--- MATERIAL FOR THE TASK Enclosed Below ---
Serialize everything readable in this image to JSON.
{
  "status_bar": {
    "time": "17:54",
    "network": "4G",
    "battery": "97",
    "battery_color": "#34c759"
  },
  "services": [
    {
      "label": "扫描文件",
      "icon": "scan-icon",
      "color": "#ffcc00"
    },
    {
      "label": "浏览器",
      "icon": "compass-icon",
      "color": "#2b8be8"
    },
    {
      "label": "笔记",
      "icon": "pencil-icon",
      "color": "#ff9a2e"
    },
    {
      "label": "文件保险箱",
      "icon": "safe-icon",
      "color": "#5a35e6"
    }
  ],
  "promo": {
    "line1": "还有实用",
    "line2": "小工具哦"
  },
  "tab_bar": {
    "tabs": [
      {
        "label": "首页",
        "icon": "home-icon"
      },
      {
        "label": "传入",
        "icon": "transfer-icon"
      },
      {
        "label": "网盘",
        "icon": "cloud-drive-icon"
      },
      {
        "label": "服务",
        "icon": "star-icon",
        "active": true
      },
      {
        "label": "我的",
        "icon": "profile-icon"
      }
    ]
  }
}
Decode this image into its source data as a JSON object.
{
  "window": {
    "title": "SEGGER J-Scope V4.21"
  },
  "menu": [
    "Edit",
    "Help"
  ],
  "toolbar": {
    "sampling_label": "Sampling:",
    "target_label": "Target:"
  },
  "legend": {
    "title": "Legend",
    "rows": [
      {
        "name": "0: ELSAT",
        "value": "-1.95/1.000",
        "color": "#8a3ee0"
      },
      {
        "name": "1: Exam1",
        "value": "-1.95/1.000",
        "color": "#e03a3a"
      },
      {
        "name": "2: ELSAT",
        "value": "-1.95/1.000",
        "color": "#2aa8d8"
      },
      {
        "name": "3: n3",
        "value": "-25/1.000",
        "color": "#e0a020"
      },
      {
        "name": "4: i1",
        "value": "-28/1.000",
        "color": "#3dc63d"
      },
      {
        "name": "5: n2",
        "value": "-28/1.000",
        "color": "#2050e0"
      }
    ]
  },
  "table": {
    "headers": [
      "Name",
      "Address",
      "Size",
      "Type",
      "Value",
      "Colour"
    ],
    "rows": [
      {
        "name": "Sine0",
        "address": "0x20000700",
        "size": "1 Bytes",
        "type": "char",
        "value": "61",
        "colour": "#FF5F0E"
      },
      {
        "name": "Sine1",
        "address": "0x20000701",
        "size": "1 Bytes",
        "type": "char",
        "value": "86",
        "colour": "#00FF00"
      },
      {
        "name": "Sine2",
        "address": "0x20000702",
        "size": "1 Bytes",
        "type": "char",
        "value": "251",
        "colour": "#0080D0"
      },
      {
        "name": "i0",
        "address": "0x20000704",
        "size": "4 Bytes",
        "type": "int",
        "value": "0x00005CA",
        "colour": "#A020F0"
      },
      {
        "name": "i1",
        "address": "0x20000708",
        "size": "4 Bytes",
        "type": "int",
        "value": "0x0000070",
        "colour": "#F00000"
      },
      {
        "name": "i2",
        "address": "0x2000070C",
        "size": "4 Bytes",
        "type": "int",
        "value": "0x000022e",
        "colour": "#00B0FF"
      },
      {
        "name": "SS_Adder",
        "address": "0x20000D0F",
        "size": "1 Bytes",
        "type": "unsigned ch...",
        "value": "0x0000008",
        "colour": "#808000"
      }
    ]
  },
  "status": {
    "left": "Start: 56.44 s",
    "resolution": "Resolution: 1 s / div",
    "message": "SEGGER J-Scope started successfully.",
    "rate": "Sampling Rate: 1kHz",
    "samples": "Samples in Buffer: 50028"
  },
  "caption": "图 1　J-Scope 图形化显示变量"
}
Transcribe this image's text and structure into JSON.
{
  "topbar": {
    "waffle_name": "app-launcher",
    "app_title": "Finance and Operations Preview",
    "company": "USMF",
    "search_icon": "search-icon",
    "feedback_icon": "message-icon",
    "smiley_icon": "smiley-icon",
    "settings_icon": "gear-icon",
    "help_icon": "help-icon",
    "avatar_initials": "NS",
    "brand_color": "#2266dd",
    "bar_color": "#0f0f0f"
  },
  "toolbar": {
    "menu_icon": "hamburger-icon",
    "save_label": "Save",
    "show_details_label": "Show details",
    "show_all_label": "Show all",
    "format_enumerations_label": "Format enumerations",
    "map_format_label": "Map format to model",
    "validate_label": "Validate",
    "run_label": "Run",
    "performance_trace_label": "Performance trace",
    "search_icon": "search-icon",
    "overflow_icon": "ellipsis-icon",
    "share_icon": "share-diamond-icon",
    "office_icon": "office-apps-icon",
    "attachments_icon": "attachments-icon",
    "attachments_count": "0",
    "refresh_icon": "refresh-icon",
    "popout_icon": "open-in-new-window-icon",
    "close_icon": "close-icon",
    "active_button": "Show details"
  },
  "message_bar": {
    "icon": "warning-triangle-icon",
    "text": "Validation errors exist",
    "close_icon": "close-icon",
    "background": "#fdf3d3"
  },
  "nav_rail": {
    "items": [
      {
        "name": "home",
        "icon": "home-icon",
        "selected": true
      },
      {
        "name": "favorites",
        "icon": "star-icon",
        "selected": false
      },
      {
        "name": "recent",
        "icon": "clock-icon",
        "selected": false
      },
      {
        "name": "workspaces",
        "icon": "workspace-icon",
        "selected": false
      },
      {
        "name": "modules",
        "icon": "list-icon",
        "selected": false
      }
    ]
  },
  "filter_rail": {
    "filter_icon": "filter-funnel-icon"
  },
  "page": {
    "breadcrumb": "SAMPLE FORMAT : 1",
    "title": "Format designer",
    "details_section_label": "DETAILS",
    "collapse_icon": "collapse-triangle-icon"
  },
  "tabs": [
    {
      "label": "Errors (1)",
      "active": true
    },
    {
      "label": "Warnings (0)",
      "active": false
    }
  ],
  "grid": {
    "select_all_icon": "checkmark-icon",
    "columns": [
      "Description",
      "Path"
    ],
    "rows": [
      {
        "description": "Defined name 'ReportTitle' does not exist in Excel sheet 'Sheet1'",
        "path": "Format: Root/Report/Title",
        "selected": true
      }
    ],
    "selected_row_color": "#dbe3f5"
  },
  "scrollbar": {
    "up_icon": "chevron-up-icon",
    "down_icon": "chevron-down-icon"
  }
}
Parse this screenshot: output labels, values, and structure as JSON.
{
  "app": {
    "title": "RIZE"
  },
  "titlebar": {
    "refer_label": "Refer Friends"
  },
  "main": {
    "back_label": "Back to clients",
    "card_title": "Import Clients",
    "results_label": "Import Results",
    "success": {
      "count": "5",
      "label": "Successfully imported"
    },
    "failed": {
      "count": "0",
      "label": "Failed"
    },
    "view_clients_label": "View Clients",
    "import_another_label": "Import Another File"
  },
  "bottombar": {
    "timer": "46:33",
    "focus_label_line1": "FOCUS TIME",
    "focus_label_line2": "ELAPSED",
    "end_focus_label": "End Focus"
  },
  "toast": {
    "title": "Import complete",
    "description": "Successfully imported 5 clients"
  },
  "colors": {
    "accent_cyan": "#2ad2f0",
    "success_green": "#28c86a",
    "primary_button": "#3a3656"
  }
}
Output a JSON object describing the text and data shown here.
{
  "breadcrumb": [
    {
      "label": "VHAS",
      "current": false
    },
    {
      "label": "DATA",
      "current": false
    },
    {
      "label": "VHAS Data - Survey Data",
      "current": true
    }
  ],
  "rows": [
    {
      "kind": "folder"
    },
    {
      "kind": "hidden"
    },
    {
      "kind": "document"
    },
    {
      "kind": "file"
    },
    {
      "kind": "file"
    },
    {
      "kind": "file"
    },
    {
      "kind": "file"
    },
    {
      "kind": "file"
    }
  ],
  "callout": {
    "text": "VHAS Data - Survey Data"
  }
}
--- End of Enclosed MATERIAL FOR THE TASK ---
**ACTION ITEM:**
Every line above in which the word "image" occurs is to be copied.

**REPLY:**
Serialize everything readable in this image to JSON.
Decode this image into its source data as a JSON object.
Transcribe this image's text and structure into JSON.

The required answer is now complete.